Automated service extracts usable info from complex documents
- By John Breeden II
- Oct 10, 2013
Not that long ago, taking the data stored in hundreds of thousands of documents and turning it into something useful could only be accomplished by an army of people poring over warehouses of data. And even then, it might take months or even years to accomplish. But now, Data Conversion Laboratory (DCL) has released a system that can do the very same thing in a matter of days or even hours.
The company’s Automated Document Processing system offers an automated solution to support government organizations searching for critical data that is buried in unusable and unsearchable documents like forms, technical manuals or images. Data Conversion Laboratory works with digitizing, converting and reorganizing content to facilitate universal access.
“While modern optical character recognition tools do a great job on most clean content, they get fooled by the non-textual content of complex documents, and accuracy degrades," said Mark Gross, founder and CEO of DCL. DCL’s technology transforms documents of varying visual quality and imagery into searchable XML documents, with extracted metadata, which can be stored and accessed via content-management and other end-user systems. Essentially, it pulls out non-text blocks of information and processes them separately, adding them back into the document later in a useable format.
The new Automated Document Processing system, hosted at DCL in a secure environment, has been in operation and testing since early this year and is now ready to be rolled out to those who need to turn mountains of paper forms into useful data. The system is capable of processing hundreds of thousands of pages per day and operating 24/7 without human intervention, which reduces human effort and cost.
"Customizable to fit the specific requirements of each client, this system can manage the conversion of millions of pages in a 100 percent lights-out environment at such a surprisingly high accuracy rate,” Gross said.
The system includes an integrated communication layer, load balancing capabilities, a workflow engine and a multi-step processing approach.
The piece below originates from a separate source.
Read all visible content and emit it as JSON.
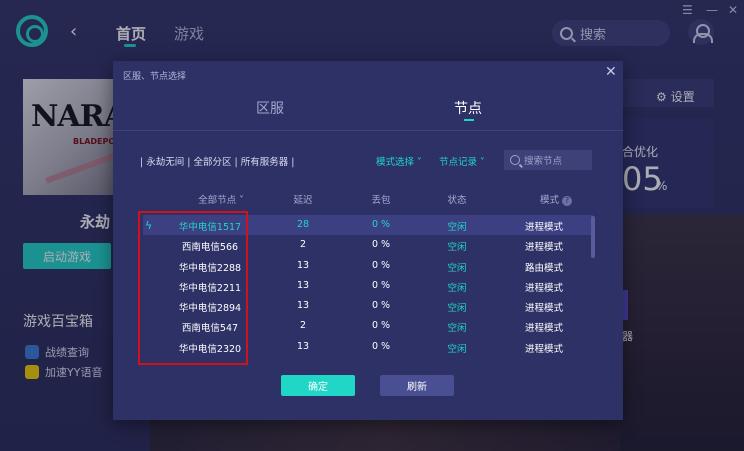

Thoroughly tested and now in operation, DCL Automated Document Processing incorporates decades of conversion expertise and innovative technology to deliver high-quality converted documents and metadata, the company said.
John Breeden II is a freelance technology writer for GCN.